Start of Extracted information

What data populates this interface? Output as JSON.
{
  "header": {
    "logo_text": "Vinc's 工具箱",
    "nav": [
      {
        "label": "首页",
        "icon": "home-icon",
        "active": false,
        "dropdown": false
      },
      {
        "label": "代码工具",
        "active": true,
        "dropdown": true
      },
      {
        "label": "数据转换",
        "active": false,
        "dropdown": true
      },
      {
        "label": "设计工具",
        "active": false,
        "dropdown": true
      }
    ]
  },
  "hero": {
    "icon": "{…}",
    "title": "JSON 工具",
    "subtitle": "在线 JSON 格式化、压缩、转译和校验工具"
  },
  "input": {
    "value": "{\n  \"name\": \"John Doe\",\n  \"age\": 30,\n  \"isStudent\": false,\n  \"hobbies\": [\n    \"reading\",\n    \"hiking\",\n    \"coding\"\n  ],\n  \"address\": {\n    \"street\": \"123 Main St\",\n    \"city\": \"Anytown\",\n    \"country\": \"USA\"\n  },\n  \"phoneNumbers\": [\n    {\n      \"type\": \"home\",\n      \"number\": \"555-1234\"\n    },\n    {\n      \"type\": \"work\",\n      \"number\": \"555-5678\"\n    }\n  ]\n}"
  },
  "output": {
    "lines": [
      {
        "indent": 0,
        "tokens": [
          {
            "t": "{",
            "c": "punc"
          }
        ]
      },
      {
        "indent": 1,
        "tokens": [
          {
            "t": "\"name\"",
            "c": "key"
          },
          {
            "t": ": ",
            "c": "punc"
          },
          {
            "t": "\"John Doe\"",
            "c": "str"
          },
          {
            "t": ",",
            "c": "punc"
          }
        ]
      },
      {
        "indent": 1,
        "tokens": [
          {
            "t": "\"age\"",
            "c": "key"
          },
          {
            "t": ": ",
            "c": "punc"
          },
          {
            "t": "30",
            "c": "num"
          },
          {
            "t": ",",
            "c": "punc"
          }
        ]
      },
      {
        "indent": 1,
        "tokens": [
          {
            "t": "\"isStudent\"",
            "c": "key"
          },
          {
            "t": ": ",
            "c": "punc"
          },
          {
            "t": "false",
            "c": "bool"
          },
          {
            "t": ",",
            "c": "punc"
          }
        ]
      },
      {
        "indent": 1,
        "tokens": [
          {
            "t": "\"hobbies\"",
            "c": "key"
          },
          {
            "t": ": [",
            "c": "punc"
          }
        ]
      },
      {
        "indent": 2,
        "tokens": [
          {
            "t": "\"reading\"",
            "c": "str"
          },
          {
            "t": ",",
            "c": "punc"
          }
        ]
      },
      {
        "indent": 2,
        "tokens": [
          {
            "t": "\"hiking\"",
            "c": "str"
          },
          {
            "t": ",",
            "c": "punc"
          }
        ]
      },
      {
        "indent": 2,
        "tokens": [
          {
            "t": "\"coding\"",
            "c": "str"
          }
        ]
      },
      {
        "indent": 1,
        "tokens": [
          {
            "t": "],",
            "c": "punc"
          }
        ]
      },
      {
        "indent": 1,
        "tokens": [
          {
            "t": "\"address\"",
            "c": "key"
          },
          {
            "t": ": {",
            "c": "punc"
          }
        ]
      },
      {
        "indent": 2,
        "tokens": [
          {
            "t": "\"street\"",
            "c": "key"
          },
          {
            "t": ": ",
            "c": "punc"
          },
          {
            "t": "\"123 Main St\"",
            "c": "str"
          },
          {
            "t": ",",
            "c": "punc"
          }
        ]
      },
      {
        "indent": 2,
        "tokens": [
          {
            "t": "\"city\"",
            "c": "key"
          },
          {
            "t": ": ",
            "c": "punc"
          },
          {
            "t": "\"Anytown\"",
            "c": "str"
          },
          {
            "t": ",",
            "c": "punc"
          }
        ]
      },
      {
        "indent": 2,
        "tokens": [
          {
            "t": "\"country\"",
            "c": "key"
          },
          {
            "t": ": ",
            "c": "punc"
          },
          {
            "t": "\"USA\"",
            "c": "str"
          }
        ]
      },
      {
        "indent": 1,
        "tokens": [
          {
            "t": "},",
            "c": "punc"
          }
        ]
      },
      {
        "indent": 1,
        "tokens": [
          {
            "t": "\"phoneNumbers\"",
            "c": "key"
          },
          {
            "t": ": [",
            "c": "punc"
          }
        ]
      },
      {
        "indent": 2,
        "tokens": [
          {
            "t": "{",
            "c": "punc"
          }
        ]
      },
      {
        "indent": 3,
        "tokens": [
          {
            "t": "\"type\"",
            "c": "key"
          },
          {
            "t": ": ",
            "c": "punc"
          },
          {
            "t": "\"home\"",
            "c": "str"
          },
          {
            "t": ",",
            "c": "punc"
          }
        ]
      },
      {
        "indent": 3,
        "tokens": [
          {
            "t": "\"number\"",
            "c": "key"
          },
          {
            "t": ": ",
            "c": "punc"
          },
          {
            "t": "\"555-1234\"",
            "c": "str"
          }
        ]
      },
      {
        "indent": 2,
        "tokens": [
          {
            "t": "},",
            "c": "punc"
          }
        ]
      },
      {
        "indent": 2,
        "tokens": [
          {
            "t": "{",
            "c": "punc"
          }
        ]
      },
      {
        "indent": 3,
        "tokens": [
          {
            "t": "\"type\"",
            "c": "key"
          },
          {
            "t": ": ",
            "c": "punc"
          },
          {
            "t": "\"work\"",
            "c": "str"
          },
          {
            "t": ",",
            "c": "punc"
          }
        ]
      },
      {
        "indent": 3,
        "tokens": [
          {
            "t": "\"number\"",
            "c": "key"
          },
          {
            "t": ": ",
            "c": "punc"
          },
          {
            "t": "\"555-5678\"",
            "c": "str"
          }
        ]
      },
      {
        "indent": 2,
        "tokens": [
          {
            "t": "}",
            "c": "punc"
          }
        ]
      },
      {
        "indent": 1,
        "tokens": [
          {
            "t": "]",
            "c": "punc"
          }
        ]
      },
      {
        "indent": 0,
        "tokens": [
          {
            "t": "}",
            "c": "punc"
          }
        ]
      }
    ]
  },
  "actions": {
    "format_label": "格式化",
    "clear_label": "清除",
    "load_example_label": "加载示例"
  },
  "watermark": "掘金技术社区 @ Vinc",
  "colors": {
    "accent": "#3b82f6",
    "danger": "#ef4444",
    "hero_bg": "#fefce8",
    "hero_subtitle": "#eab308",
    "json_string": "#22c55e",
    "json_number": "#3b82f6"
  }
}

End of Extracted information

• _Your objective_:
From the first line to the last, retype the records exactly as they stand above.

• _Output for this task_:
What data populates this interface? Output as JSON.
{
  "header": {
    "logo_text": "Vinc's 工具箱",
    "nav": [
      {
        "label": "首页",
        "icon": "home-icon",
        "active": false,
        "dropdown": false
      },
      {
        "label": "代码工具",
        "active": true,
        "dropdown": true
      },
      {
        "label": "数据转换",
        "active": false,
        "dropdown": true
      },
      {
        "label": "设计工具",
        "active": false,
        "dropdown": true
      }
    ]
  },
  "hero": {
    "icon": "{…}",
    "title": "JSON 工具",
    "subtitle": "在线 JSON 格式化、压缩、转译和校验工具"
  },
  "input": {
    "value": "{\n  \"name\": \"John Doe\",\n  \"age\": 30,\n  \"isStudent\": false,\n  \"hobbies\": [\n    \"reading\",\n    \"hiking\",\n    \"coding\"\n  ],\n  \"address\": {\n    \"street\": \"123 Main St\",\n    \"city\": \"Anytown\",\n    \"country\": \"USA\"\n  },\n  \"phoneNumbers\": [\n    {\n      \"type\": \"home\",\n      \"number\": \"555-1234\"\n    },\n    {\n      \"type\": \"work\",\n      \"number\": \"555-5678\"\n    }\n  ]\n}"
  },
  "output": {
    "lines": [
      {
        "indent": 0,
        "tokens": [
          {
            "t": "{",
            "c": "punc"
          }
        ]
      },
      {
        "indent": 1,
        "tokens": [
          {
            "t": "\"name\"",
            "c": "key"
          },
          {
            "t": ": ",
            "c": "punc"
          },
          {
            "t": "\"John Doe\"",
            "c": "str"
          },
          {
            "t": ",",
            "c": "punc"
          }
        ]
      },
      {
        "indent": 1,
        "tokens": [
          {
            "t": "\"age\"",
            "c": "key"
          },
          {
            "t": ": ",
            "c": "punc"
          },
          {
            "t": "30",
            "c": "num"
          },
          {
            "t": ",",
            "c": "punc"
          }
        ]
      },
      {
        "indent": 1,
        "tokens": [
          {
            "t": "\"isStudent\"",
            "c": "key"
          },
          {
            "t": ": ",
            "c": "punc"
          },
          {
            "t": "false",
            "c": "bool"
          },
          {
            "t": ",",
            "c": "punc"
          }
        ]
      },
      {
        "indent": 1,
        "tokens": [
          {
            "t": "\"hobbies\"",
            "c": "key"
          },
          {
            "t": ": [",
            "c": "punc"
          }
        ]
      },
      {
        "indent": 2,
        "tokens": [
          {
            "t": "\"reading\"",
            "c": "str"
          },
          {
            "t": ",",
            "c": "punc"
          }
        ]
      },
      {
        "indent": 2,
        "tokens": [
          {
            "t": "\"hiking\"",
            "c": "str"
          },
          {
            "t": ",",
            "c": "punc"
          }
        ]
      },
      {
        "indent": 2,
        "tokens": [
          {
            "t": "\"coding\"",
            "c": "str"
          }
        ]
      },
      {
        "indent": 1,
        "tokens": [
          {
            "t": "],",
            "c": "punc"
          }
        ]
      },
      {
        "indent": 1,
        "tokens": [
          {
            "t": "\"address\"",
            "c": "key"
          },
          {
            "t": ": {",
            "c": "punc"
          }
        ]
      },
      {
        "indent": 2,
        "tokens": [
          {
            "t": "\"street\"",
            "c": "key"
          },
          {
            "t": ": ",
            "c": "punc"
          },
          {
            "t": "\"123 Main St\"",
            "c": "str"
          },
          {
            "t": ",",
            "c": "punc"
          }
        ]
      },
      {
        "indent": 2,
        "tokens": [
          {
            "t": "\"city\"",
            "c": "key"
          },
          {
            "t": ": ",
            "c": "punc"
          },
          {
            "t": "\"Anytown\"",
            "c": "str"
          },
          {
            "t": ",",
            "c": "punc"
          }
        ]
      },
      {
        "indent": 2,
        "tokens": [
          {
            "t": "\"country\"",
            "c": "key"
          },
          {
            "t": ": ",
            "c": "punc"
          },
          {
            "t": "\"USA\"",
            "c": "str"
          }
        ]
      },
      {
        "indent": 1,
        "tokens": [
          {
            "t": "},",
            "c": "punc"
          }
        ]
      },
      {
        "indent": 1,
        "tokens": [
          {
            "t": "\"phoneNumbers\"",
            "c": "key"
          },
          {
            "t": ": [",
            "c": "punc"
          }
        ]
      },
      {
        "indent": 2,
        "tokens": [
          {
            "t": "{",
            "c": "punc"
          }
        ]
      },
      {
        "indent": 3,
        "tokens": [
          {
            "t": "\"type\"",
            "c": "key"
          },
          {
            "t": ": ",
            "c": "punc"
          },
          {
            "t": "\"home\"",
            "c": "str"
          },
          {
            "t": ",",
            "c": "punc"
          }
        ]
      },
      {
        "indent": 3,
        "tokens": [
          {
            "t": "\"number\"",
            "c": "key"
          },
          {
            "t": ": ",
            "c": "punc"
          },
          {
            "t": "\"555-1234\"",
            "c": "str"
          }
        ]
      },
      {
        "indent": 2,
        "tokens": [
          {
            "t": "},",
            "c": "punc"
          }
        ]
      },
      {
        "indent": 2,
        "tokens": [
          {
            "t": "{",
            "c": "punc"
          }
        ]
      },
      {
        "indent": 3,
        "tokens": [
          {
            "t": "\"type\"",
            "c": "key"
          },
          {
            "t": ": ",
            "c": "punc"
          },
          {
            "t": "\"work\"",
            "c": "str"
          },
          {
            "t": ",",
            "c": "punc"
          }
        ]
      },
      {
        "indent": 3,
        "tokens": [
          {
            "t": "\"number\"",
            "c": "key"
          },
          {
            "t": ": ",
            "c": "punc"
          },
          {
            "t": "\"555-5678\"",
            "c": "str"
          }
        ]
      },
      {
        "indent": 2,
        "tokens": [
          {
            "t": "}",
            "c": "punc"
          }
        ]
      },
      {
        "indent": 1,
        "tokens": [
          {
            "t": "]",
            "c": "punc"
          }
        ]
      },
      {
        "indent": 0,
        "tokens": [
          {
            "t": "}",
            "c": "punc"
          }
        ]
      }
    ]
  },
  "actions": {
    "format_label": "格式化",
    "clear_label": "清除",
    "load_example_label": "加载示例"
  },
  "watermark": "掘金技术社区 @ Vinc",
  "colors": {
    "accent": "#3b82f6",
    "danger": "#ef4444",
    "hero_bg": "#fefce8",
    "hero_subtitle": "#eab308",
    "json_string": "#22c55e",
    "json_number": "#3b82f6"
  }
}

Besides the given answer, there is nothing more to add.